As my pharmacy career begins to wind down, I hope my experience and participation on the Pharmacy Wellness Taskforce will serve to influence change, so all pharmacy professionals feel not just well, but joy in their accomplishments.
Katrina Mulherin pulls from her experiences in regulatory, clinical, academic and consultant pharmacist positions to contribute to professional engagement and wellness. She’s formerly a practising NICU pharmacist at Sunnybrook Health Sciences Center in Toronto, an Associate Professor at the University of Toronto, Deputy Registrar of the New Brunswick College of Pharmacists and is presently the CEO of Windpharm Consulting. Katrina consistently incorporates PharmD students on rotation in her practice and has been recognised for excellence in the role of preceptor.
Katrina’s research interests include the impact of multimedia in qualitative research, examining the relationship between practitioners and their practice, ethics and professionalism and transformative learning. The Canadian Foundation for Pharmacy presented her with the Wellspring Award in recognition of her narrative documentary work in 2014.
She is a certified yoga instructor and recalibrates through various outdoor athletic activities and creative pursuits.
Cara Stevenson is in her final year of the Doctor of Pharmacy program at Dalhousie University. Having spent several years working in a rural community pharmacy on Prince Edward Island, Cara has witnessed firsthand the evolution of the pharmacy profession, and the transformative impact pharmacist care can have on rural healthcare. After working with the Canadian Association of Pharmacy Students and Interns’ (CAPSI) Student Wellness Committee last year, Cara was driven to expand her impact further. As the current Executive Secretary of CAPSI, she strives to use her involvement with the Task Force to bring student perspectives into the discussion, ensuring that future pharmacists receive the necessary support as they enter the profession.

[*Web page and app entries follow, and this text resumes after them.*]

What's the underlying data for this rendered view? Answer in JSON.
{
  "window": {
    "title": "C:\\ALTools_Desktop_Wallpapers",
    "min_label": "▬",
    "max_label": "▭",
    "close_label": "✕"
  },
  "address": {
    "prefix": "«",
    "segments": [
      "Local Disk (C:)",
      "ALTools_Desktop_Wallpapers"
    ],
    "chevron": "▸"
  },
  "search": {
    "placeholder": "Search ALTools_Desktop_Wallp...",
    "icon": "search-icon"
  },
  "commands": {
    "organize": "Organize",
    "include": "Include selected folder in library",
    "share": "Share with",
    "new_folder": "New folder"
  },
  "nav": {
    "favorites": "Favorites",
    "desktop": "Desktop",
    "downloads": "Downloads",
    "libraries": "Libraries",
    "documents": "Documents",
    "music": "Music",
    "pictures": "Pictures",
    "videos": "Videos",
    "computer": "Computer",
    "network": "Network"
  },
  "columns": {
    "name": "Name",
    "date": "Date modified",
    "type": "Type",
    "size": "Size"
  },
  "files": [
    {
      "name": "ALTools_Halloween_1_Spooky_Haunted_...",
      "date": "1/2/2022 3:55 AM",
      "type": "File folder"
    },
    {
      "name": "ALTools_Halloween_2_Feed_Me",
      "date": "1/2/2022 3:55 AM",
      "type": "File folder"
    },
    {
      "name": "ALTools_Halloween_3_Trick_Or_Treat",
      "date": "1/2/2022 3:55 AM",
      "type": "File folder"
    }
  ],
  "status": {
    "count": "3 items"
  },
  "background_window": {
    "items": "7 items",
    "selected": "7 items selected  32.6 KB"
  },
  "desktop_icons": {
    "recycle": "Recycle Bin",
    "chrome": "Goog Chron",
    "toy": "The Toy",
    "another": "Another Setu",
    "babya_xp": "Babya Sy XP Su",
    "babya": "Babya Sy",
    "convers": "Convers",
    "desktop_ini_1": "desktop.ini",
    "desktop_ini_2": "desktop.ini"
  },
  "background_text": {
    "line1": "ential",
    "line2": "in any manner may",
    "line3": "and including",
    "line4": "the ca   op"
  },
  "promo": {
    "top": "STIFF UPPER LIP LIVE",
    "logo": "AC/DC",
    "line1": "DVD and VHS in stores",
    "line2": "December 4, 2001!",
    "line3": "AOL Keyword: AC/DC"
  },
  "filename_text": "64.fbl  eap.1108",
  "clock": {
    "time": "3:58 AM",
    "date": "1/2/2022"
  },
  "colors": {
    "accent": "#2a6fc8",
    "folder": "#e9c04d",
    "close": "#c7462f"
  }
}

Christine Vaccaro represents over 4000 students as Canadian Association of Pharmacy Students and Interns (CAPSI) President. Born and raised in Winnipeg, Christine completed a BSc in 2018 and is currently a 4th-year PharmD student at the University of Manitoba. Christine has had the unique opportunity of watching pharmacy practice evolve throughout her life. Growing up as the daughter of a pharmacist and working in a pharmacy since high school, she saw the impacts scope of practice changes had on patients and communities. This drew her to pursue the profession in due time.
Today, Christine is an avid researcher, passionate advocate and promoter of STEM outreach who has garnered a reputation as a dedicated, thoughtful and collaborative leader. She has held roles on CAPSI National Council and the Pharmacists Manitoba Board. She now serves as the CAPSI National President where she is a powerful voice for Canadian students and the profession of pharmacy.